Some discussion of the Science Choreography initiative by Liz Lerman, Laura Grabel and Michael Weir
Ideas explored in videos here
Science and the Arts:
Science, Art and Discovery:
Read more about Ferocious Beauty: Genome from Choreographer Liz Lerman
From Our Experiences
Encouraging inclusion / Breaking barriers for future participants in science
Students feel empowered and encouraged to participate in science class. By making connections to their science teacher through the arts, students can then feel part of the science class – an invitation for inclusion – in a setting that helps students think by reducing their stress.
Appealing to emotion and beauty in science
Through Performance, Dance, Videography and Music.
A “Concepts Box” for Learning
As a pathway to deep learning and a higher level of excellence, our learning in science and art share processes:
- Dissection of a concept;
- Seeing gaps in our knowledge;
- Generating ideas/movements followed by editing and iteration;
- Experimenting/rehearsing followed by constructive critique and learning from mistakes;

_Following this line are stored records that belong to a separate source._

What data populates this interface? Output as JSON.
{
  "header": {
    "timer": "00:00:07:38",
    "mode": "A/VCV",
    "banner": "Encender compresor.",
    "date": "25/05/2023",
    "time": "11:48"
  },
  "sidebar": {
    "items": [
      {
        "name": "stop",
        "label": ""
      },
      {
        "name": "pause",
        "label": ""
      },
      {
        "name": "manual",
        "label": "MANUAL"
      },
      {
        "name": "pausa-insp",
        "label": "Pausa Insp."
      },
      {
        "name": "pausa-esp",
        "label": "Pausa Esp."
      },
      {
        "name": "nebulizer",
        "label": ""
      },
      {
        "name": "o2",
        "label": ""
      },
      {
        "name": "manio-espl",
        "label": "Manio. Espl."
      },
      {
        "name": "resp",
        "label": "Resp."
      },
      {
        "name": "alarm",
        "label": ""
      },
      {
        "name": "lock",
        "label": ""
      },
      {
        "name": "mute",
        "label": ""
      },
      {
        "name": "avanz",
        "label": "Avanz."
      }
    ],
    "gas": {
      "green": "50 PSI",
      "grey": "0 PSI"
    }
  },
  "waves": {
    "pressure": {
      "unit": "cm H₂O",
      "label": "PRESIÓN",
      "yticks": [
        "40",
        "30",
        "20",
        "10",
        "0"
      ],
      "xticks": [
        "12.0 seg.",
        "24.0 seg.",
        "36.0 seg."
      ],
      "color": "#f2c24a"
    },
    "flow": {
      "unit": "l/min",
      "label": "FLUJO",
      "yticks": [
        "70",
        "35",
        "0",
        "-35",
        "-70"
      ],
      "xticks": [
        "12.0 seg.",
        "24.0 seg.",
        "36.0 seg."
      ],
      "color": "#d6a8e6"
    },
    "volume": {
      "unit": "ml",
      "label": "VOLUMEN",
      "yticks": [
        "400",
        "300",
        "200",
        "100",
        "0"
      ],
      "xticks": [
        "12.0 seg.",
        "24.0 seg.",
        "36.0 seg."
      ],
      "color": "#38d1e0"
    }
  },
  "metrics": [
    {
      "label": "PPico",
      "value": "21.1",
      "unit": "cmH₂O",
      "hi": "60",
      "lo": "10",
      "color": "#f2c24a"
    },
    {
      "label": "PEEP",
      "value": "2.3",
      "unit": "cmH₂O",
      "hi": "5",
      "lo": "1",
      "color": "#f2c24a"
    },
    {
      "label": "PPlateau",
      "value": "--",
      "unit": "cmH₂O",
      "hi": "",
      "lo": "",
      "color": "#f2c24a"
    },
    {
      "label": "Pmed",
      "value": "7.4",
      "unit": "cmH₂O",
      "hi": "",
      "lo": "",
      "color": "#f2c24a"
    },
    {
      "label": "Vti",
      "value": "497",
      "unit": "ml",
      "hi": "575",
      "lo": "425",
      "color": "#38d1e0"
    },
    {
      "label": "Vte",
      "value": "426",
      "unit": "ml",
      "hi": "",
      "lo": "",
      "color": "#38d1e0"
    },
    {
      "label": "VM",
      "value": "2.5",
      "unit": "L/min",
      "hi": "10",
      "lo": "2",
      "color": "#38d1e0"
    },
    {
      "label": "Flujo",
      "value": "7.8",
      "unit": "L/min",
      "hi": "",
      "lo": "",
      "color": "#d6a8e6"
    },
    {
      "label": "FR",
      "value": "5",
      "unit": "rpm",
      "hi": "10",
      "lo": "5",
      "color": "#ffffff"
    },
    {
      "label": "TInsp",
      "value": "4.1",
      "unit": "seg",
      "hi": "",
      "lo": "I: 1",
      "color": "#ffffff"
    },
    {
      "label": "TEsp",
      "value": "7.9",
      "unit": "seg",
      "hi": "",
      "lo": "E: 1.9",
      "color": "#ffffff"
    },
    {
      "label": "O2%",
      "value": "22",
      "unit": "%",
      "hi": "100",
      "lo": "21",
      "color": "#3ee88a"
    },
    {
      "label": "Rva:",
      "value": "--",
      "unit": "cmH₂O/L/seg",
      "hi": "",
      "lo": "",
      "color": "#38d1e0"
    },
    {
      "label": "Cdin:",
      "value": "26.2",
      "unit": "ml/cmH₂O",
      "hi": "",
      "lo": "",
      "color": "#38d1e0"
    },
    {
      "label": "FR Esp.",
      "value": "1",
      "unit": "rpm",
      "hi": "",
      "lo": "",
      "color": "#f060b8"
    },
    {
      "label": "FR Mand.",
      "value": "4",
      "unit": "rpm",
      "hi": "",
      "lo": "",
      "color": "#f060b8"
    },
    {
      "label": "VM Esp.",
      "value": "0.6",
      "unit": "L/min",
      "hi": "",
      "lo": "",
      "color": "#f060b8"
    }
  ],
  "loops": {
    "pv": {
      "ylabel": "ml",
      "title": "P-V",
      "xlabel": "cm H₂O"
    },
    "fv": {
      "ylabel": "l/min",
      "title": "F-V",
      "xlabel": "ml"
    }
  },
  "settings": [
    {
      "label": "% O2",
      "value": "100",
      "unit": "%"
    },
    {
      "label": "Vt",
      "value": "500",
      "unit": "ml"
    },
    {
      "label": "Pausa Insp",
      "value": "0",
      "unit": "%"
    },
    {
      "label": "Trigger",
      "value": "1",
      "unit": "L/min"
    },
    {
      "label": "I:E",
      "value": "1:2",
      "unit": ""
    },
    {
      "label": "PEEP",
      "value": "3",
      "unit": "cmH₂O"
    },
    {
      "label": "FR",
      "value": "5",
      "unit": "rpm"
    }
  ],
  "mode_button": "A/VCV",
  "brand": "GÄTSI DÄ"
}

- Learning through teamwork and collaboration.
Associating movement with ideas provides a framework for associating and remembering complex ideas
A valuable thinking skill for scientists is to model a process by embodying it – exposing its essence. Embodied learning lets us move beyond descriptions to generative models – it encourages us to expose core concepts and component building blocks for a process.
Unlike illustrations in a textbook, which are often considered descriptions of reality, embodied movement is clearly a representation in a parallel medium – the modeling abstraction property is clear.
Dissemination of Science Choreography
Dissemination of this initiative is through a “second textbook” – Ferocious Beauty: Genome – and web modules.
Classroom Tools for participatory learning – toolbox
Tools from movement/dance can be used effectively in the science classroom – in middle and high schools, and in college-level general education, introductory, or advanced courses.
Immediate or later, oral or written, reflection serves to deepen the experience of embodied learning – it adds intellectual rigor and encourages students to take the experiential learning more seriously.